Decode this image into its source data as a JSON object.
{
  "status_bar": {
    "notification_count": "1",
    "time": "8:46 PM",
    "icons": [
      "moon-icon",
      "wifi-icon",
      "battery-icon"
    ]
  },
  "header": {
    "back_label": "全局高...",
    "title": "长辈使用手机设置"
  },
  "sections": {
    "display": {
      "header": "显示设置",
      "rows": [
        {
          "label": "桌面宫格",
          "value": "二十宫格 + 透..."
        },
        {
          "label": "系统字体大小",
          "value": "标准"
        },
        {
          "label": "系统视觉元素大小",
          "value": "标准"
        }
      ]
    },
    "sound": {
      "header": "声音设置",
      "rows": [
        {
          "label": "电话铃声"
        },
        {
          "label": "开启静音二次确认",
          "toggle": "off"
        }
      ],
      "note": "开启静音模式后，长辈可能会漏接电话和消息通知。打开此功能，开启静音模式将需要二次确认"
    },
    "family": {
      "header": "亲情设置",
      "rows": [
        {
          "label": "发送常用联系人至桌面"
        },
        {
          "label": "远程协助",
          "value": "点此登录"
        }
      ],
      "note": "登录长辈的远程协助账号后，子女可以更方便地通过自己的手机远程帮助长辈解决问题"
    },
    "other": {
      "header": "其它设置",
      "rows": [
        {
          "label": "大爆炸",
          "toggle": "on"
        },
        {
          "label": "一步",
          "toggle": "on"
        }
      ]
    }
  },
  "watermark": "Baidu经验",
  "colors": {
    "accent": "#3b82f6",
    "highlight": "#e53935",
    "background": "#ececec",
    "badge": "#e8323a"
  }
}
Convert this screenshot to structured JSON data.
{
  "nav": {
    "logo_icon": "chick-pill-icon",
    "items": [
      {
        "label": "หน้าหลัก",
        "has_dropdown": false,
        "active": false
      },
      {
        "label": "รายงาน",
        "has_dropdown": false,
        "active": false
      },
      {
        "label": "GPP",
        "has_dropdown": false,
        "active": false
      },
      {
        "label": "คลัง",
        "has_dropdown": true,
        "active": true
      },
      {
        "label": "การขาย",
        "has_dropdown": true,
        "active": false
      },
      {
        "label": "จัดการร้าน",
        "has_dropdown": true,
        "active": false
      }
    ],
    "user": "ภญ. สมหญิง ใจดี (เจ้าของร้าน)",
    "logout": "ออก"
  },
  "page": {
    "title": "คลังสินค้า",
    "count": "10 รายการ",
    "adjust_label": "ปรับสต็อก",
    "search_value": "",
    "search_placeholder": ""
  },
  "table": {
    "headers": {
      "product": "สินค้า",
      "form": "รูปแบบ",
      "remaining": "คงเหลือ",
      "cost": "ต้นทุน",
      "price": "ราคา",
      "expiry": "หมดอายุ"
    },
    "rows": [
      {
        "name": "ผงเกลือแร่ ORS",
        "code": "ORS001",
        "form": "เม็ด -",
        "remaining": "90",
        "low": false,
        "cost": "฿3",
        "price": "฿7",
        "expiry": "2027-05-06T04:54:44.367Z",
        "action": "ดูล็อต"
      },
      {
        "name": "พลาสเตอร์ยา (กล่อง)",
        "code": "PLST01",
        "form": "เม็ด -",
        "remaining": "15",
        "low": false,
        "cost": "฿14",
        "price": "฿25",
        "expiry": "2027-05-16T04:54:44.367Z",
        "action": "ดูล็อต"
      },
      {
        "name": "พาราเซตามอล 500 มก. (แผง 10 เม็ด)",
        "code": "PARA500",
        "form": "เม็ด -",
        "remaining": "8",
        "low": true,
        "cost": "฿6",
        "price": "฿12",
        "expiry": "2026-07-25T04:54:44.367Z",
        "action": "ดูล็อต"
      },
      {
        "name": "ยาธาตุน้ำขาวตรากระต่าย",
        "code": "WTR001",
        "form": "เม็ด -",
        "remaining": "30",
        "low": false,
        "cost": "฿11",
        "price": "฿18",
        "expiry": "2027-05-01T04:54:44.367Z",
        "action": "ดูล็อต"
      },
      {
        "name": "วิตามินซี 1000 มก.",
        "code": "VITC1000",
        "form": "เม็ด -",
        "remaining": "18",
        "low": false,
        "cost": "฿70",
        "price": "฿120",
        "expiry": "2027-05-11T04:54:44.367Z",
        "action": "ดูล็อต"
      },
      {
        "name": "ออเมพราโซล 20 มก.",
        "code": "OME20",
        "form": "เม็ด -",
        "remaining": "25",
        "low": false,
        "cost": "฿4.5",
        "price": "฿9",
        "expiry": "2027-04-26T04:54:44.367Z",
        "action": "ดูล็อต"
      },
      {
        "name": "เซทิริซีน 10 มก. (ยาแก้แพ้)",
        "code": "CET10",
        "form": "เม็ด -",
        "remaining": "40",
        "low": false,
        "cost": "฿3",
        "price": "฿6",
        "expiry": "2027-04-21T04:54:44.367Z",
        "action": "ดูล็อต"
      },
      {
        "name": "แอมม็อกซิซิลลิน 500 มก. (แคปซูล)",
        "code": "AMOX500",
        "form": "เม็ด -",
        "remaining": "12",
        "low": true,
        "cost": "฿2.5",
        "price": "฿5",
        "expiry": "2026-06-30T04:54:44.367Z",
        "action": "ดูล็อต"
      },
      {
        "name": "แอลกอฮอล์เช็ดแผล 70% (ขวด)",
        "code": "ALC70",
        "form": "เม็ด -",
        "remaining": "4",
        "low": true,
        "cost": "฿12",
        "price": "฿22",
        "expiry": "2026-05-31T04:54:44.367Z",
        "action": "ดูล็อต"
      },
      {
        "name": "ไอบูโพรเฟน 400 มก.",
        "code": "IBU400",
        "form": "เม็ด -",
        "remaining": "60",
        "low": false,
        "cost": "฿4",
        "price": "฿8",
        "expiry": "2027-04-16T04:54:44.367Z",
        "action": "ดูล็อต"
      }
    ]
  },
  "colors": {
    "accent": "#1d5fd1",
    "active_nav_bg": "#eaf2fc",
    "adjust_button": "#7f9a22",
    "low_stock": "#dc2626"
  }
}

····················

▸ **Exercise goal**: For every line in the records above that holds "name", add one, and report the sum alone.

▸ **Result for this task**: 10